━━━━━ SOURCE DATA

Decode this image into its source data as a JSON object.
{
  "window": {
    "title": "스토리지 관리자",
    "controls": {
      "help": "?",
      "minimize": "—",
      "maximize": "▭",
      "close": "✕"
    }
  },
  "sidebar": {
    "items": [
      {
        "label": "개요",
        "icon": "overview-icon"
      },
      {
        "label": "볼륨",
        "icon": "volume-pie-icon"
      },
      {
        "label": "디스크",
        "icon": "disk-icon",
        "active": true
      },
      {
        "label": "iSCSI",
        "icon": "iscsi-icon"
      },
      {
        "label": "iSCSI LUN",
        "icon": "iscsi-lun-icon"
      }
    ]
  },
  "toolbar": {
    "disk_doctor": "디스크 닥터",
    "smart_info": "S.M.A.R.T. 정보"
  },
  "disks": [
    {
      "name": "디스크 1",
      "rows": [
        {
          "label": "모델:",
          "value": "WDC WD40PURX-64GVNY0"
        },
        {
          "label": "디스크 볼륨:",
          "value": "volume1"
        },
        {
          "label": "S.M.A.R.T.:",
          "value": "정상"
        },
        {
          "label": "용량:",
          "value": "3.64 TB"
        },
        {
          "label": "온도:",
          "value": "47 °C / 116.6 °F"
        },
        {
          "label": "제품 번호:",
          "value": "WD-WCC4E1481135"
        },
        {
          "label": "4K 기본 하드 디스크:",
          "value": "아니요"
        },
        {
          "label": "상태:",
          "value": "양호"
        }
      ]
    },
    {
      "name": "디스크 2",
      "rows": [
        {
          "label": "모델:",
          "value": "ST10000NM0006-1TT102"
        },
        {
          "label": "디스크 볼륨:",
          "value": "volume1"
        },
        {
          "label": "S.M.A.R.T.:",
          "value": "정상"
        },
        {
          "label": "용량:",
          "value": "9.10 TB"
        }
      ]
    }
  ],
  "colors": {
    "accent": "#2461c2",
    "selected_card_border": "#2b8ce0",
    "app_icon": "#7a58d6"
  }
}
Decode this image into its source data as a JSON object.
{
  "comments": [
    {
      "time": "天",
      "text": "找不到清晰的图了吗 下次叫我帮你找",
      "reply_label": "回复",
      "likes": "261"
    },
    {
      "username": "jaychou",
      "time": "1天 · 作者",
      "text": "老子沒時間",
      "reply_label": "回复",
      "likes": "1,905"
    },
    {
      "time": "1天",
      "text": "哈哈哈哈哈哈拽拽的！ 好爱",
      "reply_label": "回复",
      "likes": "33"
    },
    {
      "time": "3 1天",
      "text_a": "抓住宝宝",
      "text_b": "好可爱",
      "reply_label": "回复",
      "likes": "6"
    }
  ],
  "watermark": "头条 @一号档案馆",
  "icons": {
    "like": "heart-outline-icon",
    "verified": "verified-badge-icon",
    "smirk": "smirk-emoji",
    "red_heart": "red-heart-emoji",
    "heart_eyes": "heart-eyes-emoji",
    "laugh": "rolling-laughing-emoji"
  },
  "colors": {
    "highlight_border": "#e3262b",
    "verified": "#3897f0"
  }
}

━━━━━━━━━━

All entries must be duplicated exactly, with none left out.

Decode this image into its source data as a JSON object.
{
  "window": {
    "title": "스토리지 관리자",
    "controls": {
      "help": "?",
      "minimize": "—",
      "maximize": "▭",
      "close": "✕"
    }
  },
  "sidebar": {
    "items": [
      {
        "label": "개요",
        "icon": "overview-icon"
      },
      {
        "label": "볼륨",
        "icon": "volume-pie-icon"
      },
      {
        "label": "디스크",
        "icon": "disk-icon",
        "active": true
      },
      {
        "label": "iSCSI",
        "icon": "iscsi-icon"
      },
      {
        "label": "iSCSI LUN",
        "icon": "iscsi-lun-icon"
      }
    ]
  },
  "toolbar": {
    "disk_doctor": "디스크 닥터",
    "smart_info": "S.M.A.R.T. 정보"
  },
  "disks": [
    {
      "name": "디스크 1",
      "rows": [
        {
          "label": "모델:",
          "value": "WDC WD40PURX-64GVNY0"
        },
        {
          "label": "디스크 볼륨:",
          "value": "volume1"
        },
        {
          "label": "S.M.A.R.T.:",
          "value": "정상"
        },
        {
          "label": "용량:",
          "value": "3.64 TB"
        },
        {
          "label": "온도:",
          "value": "47 °C / 116.6 °F"
        },
        {
          "label": "제품 번호:",
          "value": "WD-WCC4E1481135"
        },
        {
          "label": "4K 기본 하드 디스크:",
          "value": "아니요"
        },
        {
          "label": "상태:",
          "value": "양호"
        }
      ]
    },
    {
      "name": "디스크 2",
      "rows": [
        {
          "label": "모델:",
          "value": "ST10000NM0006-1TT102"
        },
        {
          "label": "디스크 볼륨:",
          "value": "volume1"
        },
        {
          "label": "S.M.A.R.T.:",
          "value": "정상"
        },
        {
          "label": "용량:",
          "value": "9.10 TB"
        }
      ]
    }
  ],
  "colors": {
    "accent": "#2461c2",
    "selected_card_border": "#2b8ce0",
    "app_icon": "#7a58d6"
  }
}
Decode this image into its source data as a JSON object.
{
  "comments": [
    {
      "time": "天",
      "text": "找不到清晰的图了吗 下次叫我帮你找",
      "reply_label": "回复",
      "likes": "261"
    },
    {
      "username": "jaychou",
      "time": "1天 · 作者",
      "text": "老子沒時間",
      "reply_label": "回复",
      "likes": "1,905"
    },
    {
      "time": "1天",
      "text": "哈哈哈哈哈哈拽拽的！ 好爱",
      "reply_label": "回复",
      "likes": "33"
    },
    {
      "time": "3 1天",
      "text_a": "抓住宝宝",
      "text_b": "好可爱",
      "reply_label": "回复",
      "likes": "6"
    }
  ],
  "watermark": "头条 @一号档案馆",
  "icons": {
    "like": "heart-outline-icon",
    "verified": "verified-badge-icon",
    "smirk": "smirk-emoji",
    "red_heart": "red-heart-emoji",
    "heart_eyes": "heart-eyes-emoji",
    "laugh": "rolling-laughing-emoji"
  },
  "colors": {
    "highlight_border": "#e3262b",
    "verified": "#3897f0"
  }
}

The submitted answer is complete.